Both newly constructed and pre-existing homes have a mortgage associated with them. But! Newly constructed homes are significantly cheaper to purchase, on average, than ‘used’ homes. The national average cost to construct a home is $282,299 while the median cost to buy a home is $428,700 (Crace). So as rates increase we may see more people willing to wait for a home to be built for that lower price tag.
Side note on comparing averages to medians. This paragraph is for people concerned about statistics terms. If you don’t care about statistics terms feel free to skip. The average home purchase price is $507,800, but that’s because relatively few people buy really, tremendously, expensive houses (World Population Review). Most people will be looking at a lower range so we compare the average construction price to the median home purchase price to get a better idea of what the ‘typical’ American will be spending.
Either way we’re going to be seeing more home inspections soon, and have in the Delaware area already, as sellers lose their command of the market.
Is this the last rate hike? Nope! Not by a long shot. With this most recent change, the federal funds rate is 1.6%. The goal for the end of this year is to get it to between 3% and 3.5% and possibly higher than that in 2023 (Federal Open Market Committee).

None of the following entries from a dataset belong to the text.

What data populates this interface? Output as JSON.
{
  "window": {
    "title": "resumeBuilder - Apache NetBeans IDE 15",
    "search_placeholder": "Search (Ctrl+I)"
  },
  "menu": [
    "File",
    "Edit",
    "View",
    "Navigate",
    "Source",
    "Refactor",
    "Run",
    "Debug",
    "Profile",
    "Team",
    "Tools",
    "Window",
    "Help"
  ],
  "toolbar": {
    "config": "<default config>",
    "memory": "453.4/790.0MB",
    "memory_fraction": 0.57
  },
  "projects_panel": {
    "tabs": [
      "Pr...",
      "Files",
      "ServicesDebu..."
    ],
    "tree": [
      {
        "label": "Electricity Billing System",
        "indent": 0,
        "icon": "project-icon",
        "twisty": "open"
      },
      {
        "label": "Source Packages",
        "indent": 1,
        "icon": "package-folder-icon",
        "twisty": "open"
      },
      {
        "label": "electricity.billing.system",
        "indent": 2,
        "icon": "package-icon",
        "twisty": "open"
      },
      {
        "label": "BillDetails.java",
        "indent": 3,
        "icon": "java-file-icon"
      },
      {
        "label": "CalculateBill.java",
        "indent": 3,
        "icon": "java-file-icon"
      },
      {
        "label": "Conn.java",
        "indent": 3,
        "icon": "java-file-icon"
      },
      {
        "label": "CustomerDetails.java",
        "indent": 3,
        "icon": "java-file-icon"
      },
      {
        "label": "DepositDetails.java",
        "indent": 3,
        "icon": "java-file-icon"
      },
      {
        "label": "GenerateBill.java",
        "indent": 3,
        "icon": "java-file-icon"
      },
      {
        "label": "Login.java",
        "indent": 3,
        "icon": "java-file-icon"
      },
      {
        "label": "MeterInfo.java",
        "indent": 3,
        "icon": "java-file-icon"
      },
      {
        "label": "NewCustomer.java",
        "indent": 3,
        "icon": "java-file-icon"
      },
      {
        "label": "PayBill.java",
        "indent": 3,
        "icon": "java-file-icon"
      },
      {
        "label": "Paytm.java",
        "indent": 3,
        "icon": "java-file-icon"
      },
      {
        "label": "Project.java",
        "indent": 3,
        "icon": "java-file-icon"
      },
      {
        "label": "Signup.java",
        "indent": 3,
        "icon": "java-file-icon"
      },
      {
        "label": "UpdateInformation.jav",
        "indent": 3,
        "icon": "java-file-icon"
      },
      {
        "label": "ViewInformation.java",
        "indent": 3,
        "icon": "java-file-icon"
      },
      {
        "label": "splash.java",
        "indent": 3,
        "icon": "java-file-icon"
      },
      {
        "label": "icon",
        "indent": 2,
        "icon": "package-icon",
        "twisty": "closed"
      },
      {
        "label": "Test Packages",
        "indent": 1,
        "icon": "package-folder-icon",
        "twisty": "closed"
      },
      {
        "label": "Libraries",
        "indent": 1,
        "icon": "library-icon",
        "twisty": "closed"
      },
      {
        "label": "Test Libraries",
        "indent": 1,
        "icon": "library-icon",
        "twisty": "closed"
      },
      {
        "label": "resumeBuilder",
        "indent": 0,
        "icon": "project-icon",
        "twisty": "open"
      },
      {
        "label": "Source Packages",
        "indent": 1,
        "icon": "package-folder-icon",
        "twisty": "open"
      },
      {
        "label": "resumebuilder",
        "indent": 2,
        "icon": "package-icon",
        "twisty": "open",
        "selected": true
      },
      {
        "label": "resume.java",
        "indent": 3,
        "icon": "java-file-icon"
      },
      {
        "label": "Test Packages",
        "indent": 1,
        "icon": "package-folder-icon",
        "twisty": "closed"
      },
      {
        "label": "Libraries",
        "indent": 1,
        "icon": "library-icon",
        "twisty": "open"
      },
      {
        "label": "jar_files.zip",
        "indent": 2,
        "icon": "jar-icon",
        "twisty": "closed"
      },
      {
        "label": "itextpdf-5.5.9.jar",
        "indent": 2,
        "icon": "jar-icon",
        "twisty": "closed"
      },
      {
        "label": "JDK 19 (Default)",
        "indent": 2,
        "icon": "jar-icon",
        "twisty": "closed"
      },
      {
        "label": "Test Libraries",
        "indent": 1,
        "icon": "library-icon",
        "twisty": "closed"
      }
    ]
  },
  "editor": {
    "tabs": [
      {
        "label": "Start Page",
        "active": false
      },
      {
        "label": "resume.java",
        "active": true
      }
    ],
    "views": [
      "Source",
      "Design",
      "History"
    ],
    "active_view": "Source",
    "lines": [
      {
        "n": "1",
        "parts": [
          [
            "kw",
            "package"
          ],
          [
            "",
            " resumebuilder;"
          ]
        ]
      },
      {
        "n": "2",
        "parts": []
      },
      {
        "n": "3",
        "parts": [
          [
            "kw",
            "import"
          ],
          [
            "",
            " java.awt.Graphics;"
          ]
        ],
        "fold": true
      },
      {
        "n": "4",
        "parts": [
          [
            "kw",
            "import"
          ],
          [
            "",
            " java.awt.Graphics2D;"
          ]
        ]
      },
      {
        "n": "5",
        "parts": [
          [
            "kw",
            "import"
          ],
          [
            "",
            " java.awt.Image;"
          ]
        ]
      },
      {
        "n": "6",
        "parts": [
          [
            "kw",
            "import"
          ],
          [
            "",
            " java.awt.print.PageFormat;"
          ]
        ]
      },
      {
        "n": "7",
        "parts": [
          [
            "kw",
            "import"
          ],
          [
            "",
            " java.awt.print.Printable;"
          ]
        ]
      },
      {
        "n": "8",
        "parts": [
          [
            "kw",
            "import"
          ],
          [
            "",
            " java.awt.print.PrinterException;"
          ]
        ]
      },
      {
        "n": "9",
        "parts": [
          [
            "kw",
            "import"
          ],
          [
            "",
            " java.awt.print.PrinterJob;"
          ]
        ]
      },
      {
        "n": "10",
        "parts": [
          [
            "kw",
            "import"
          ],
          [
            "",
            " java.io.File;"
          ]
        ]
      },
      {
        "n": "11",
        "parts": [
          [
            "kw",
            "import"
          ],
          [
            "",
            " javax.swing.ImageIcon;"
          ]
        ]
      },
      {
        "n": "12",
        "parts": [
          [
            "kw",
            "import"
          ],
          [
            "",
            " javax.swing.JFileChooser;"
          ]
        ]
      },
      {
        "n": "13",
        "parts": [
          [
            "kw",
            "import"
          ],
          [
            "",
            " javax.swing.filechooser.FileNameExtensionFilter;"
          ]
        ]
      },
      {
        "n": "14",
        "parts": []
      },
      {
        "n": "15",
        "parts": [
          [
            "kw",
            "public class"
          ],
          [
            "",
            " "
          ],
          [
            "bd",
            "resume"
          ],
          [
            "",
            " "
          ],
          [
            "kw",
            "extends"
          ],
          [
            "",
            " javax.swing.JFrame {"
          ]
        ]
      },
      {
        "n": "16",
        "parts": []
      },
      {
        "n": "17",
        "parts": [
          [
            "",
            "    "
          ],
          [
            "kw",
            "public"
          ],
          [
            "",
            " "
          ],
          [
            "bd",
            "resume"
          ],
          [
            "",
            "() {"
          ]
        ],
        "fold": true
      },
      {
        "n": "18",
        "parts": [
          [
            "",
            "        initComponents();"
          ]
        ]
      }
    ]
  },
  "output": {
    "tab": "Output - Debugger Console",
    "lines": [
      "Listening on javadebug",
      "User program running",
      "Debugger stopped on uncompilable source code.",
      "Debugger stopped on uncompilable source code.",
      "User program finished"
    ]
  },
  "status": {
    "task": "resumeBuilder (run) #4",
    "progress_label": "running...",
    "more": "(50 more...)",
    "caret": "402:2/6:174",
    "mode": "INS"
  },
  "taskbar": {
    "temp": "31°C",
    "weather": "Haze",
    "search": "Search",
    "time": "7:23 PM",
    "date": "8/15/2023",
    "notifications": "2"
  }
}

What if Russia halts its invasion tomorrow and China swears off COVID lockdowns? There will still be more rate hikes. The current total, or headline, inflation is 8.6% right now according to the Bureau of Labor Statistics (US Bureau of Labor Statistics). That’s really high. If you take out food and gas prices and do some seasonal adjustments inflation is still quite high at 6%. The current Federal Reserve goal is to get inflation down to 2% so we’re at triple desired inflation right now when not including food and gas.
On the long-term horizon, a new class of buyers could emerge over the next several years. Retail workers and other folks in the lowest wage sectors may make enough money to become homeowners. The lowest wage sectors of the economy are where the country has seen the most real wage growth over the last couple of years (Holzer)and if that trend continues employees in those brackets will have a better chance of saving up enough to buy a home. This won’t be happening any time soon, but it’s always nice to plan ahead.
Conclusions - “The Only Constant in Life Is Change.”- Heraclitus
Thanks for reading!
Crace, Miranda. Building a House: A breakdown of How Much it Costs. 02 June 2022.
Federal Open Market Committee. Transcript of Chair Powell's Press Conference June 15, 2022. Washington DC: Federal Reserve, 2022.
Holzer, Harry J. Tight labor markets and wage growth in the economy. Article. Washington DC: Brookings, 2022. https://www.brookings.edu/research/tight-labor-markets-and-wage-growth-in-the-current-economy/.
US Bureau of Labor Statistics. Consumer Price Index Summary. 10 June 2022. https://www.bls.gov/news.release/cpi.nr0.htm. 17 June 2022.
World Population Review. Median Home Price by State. n.d. https://worldpopulationreview.com/state-rankings/median-home-price-by-state. 16 June 2022.
Jocelyn Fulljames graduated from the University of Delaware with a Master's of Science in Finance in 2016